Tuesday, January 16, 2007

Maybe a Better Question re the Pillow Angel

Friday night’s Larry King Live discussion centered around a family who had surgical and hormonal treatment for their daughter, Ashley, now 9 years old, to basically keep her as a child. She has been referred to as the “pillow angel”. Basically, if I understand it, she was given hormones to stunt her growth. Her parents will be able to lift her longer because of this procedure. Additionally she was given a hysterectomy so that she will not experience bleeding or painful cramps from menses and had her breasts removed so that they will not grow normally. Apparently, the parents believed that she would be more comfortable without experiencing menstruation and developing breasts.

A search on Google displayed over a million sites that comment on this controversy. Here are two for Times articles: Part 1 and Part 2.

I have read many of them and also had a discussion on our Yahoo group. The more I thought about it, the more I thought maybe instead of taking sides on the controversy we should be asking the question about why parents have to make such difficult decisions.

I do want to be clear that I am not advocating for this radical treatment or necessarily agreeing with it. Joni Eareckson Tada made the comment on the King show that it was alarming that this kind of treatment could set precedents. That alarms me greatly. Our history demonstrates that treatment can be universal. In the past all people with special needs be sterilized to reduce the incidence of mental retardation. Also many people were locked up in large institutions that could have functioned successfully in the community.

We have to ask ourselves if there was adequate resources and support for parents of complex children and adults would the parents have felt they needed this treatment to assure they could keep Ashley in their care for as long as possible.

Until next time,
Peggy Lou Morgan
Blogs: Amazon Author Connect, Parenting a Complex Special Needs Adult and Lighthouse Parents
Websites: Parenting Your Complex Child and Lighthouse Parents
Club Mom Articles
Parenting Your Complex Child Yahoo Group

5 comments:

Ivey Elizabeth Sirmans said...

I just left a link to an article and the parent's blog on my daughter Ivey's blog. More than likely we, as parents, will be raising a profound complex child, this article really hit a nerve. The choices that parents are forced to make can be profound and unyielding in the eyes of an outsider. Knowing how difficult it is to move my 10pound 9 month old around with all of her equipment, I can see both sides of the saga. I will say that Ashley's parents are very brave.

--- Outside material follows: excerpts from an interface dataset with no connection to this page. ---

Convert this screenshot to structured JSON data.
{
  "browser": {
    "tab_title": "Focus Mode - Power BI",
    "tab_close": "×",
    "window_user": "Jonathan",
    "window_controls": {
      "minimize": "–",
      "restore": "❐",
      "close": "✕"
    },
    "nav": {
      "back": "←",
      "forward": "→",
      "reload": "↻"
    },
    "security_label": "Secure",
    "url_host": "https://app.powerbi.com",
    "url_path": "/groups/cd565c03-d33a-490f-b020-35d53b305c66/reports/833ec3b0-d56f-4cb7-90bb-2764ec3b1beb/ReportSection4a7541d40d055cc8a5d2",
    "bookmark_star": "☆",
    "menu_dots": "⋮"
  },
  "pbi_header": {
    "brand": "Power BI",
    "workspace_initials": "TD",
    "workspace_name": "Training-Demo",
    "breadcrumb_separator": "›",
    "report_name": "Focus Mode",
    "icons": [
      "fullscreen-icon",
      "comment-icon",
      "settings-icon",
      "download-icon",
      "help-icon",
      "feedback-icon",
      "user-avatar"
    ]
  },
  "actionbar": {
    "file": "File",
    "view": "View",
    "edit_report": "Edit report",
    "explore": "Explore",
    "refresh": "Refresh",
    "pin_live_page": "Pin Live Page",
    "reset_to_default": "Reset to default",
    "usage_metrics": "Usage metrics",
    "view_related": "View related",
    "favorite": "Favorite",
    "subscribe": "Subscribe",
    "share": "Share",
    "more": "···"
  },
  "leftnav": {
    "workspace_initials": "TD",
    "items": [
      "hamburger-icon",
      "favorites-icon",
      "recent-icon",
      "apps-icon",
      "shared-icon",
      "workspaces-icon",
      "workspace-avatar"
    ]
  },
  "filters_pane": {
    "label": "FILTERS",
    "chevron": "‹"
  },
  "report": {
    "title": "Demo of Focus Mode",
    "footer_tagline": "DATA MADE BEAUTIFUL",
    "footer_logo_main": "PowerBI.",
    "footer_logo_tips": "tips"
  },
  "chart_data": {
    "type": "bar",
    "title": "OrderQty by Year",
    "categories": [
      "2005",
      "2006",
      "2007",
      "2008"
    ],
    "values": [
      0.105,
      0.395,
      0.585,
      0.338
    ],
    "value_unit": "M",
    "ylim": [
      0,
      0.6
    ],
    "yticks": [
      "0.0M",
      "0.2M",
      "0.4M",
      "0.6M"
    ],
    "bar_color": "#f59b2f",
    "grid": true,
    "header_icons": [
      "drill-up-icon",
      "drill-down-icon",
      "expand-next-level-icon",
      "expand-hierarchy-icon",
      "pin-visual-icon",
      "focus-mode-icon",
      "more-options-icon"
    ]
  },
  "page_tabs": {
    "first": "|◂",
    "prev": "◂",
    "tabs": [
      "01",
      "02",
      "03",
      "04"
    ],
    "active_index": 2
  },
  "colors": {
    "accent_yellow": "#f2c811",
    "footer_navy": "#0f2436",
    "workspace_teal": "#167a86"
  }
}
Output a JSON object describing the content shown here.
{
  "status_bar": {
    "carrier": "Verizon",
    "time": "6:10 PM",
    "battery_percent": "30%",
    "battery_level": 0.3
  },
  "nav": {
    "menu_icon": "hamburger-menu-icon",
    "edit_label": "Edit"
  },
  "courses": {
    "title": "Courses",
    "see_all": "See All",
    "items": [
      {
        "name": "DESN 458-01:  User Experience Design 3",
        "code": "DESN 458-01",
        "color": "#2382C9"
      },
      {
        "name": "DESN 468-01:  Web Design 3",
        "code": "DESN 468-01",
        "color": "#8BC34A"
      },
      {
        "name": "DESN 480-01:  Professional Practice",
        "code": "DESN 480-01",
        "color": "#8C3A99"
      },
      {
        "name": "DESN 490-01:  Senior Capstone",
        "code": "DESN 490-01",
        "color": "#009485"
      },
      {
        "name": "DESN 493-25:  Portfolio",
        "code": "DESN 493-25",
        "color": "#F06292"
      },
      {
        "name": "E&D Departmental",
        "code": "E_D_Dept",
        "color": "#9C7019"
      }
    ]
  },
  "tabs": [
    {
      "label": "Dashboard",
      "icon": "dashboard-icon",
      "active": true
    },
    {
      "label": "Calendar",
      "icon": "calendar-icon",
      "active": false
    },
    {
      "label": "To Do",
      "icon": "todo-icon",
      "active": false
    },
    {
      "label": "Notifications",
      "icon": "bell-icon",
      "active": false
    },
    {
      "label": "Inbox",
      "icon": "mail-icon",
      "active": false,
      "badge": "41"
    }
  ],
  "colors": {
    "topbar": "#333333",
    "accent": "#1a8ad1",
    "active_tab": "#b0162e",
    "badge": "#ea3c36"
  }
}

Of all the path's that I can envision in my daughter's future, this was not even a flicker, until now. What if it is hard to move my daughter as she ages, how will we as a family keep her with us? She is blind and mentally disabled, where will that leave her in her future?

Estee Klar-Wolfond said...

That's a really good question. I do not think parents are supported because the support (in my view) begins with tolerance and acceptance. Then, access and accomodation would be second nature. Stigma might be a thing of the past.

However, someone did mention in an argument I read over the past weeks, that in light of better and better technology and equipment to assist people like Ashley, that stunting her growth was unnecessary.

I have four friends with kids with CP and other disabilities. I have seen the equipment, facilities, beds, and tech. equipment that they can use. In discussing the treatment with the parents, this was not a viable option.

Eric said...

All I know, is that if it was us, we would never have done this. There is always hope, and they have just removed that for their child. No hope of being an adult?
Child autism is on the increase, we spend all our days living it, and we as parents will move heaven and earth to help our son, no matter what it costs.

Anonymous said...

Let's just focus on one simple fact: no one loves Ashley more than her parents. All the hypocrites who think they can do better -- shut up, and go help others. Yep, it's always easier to criticize others! I'm a physician, and people admit to me all the time that they don't want to be in medical field because they don't want the responsibility. I always admire parents who take on the responsibility to care for their children with special needs. Regarding the potential for abuse, PLEASE, judges abuse their power everyday. I can't believe that people are still so naive to think that court order makes an action ethical. Court merely legalizes; we, as parents, shoulder the burden of ethics. Do you think that if a judge were to make a ruling, he/she would say, "you didn't act in Ashley's best interest, so I'm going to take better care of her" afterwards? Ten years later, you WILL see Ashley's parents continue to love her even after the world minimizes their love today... when we should have supported and admired them for giving so much love.

Anonymous said...

I always feel that people(ALL people, those with special needs children too) are too quick to judge others on what they themselves would or wouldn't do. But we don't live Ashley's family's life and cannot imagine what a heartbreaking decision this must have been for them. There is a wonderful and profound native indian saying - 'Don't judge a man until you've walked in his moccasins' How true is that!
The family will need support and love from others not condemnation. Maybe we all need to learn to love and not judge.